- Activity
Report every line of the records below that contains the word "system".

- Working data
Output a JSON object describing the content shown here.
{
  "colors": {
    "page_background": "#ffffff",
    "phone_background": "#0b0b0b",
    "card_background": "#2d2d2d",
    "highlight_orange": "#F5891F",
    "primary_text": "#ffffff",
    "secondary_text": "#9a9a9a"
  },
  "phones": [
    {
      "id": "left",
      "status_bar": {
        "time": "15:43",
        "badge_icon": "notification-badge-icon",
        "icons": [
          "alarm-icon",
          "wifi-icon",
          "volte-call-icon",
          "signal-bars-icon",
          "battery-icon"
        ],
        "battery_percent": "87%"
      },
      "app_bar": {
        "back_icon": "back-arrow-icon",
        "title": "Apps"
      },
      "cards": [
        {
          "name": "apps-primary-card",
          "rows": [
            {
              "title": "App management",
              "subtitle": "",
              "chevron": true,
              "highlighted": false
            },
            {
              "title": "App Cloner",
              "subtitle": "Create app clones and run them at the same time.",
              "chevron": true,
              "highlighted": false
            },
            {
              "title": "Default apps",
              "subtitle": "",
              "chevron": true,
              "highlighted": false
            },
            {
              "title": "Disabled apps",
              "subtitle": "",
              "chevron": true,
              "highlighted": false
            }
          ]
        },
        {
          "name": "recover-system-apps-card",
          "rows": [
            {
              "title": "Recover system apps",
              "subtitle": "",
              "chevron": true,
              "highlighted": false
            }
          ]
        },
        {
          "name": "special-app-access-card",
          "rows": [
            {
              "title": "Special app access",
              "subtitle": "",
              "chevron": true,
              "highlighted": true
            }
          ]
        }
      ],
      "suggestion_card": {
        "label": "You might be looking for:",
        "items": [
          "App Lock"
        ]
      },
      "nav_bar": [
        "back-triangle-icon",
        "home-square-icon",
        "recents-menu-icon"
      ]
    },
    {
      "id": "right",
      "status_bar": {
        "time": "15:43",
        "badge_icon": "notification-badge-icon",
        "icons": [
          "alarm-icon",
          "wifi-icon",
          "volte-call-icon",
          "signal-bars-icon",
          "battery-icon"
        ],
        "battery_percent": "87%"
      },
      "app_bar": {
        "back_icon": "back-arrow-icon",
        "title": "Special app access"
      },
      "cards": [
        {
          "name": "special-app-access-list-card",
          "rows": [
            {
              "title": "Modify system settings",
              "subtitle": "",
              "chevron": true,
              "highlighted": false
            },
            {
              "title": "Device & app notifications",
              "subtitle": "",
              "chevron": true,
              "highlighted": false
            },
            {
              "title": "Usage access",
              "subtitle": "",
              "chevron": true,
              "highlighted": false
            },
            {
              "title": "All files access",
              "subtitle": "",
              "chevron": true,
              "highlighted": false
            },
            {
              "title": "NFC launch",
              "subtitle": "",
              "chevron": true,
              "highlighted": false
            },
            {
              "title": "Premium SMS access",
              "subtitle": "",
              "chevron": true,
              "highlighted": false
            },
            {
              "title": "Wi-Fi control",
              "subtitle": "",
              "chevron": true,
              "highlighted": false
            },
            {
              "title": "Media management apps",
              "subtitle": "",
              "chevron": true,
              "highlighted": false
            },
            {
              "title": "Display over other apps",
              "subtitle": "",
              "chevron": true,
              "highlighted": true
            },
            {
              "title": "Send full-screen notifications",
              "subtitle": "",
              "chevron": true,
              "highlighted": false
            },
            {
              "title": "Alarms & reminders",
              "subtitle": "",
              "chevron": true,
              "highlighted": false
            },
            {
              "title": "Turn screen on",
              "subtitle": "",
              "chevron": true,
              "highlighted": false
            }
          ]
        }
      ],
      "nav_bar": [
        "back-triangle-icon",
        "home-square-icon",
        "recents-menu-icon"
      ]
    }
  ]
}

- Output
          "name": "recover-system-apps-card",
              "title": "Recover system apps",
              "title": "Modify system settings",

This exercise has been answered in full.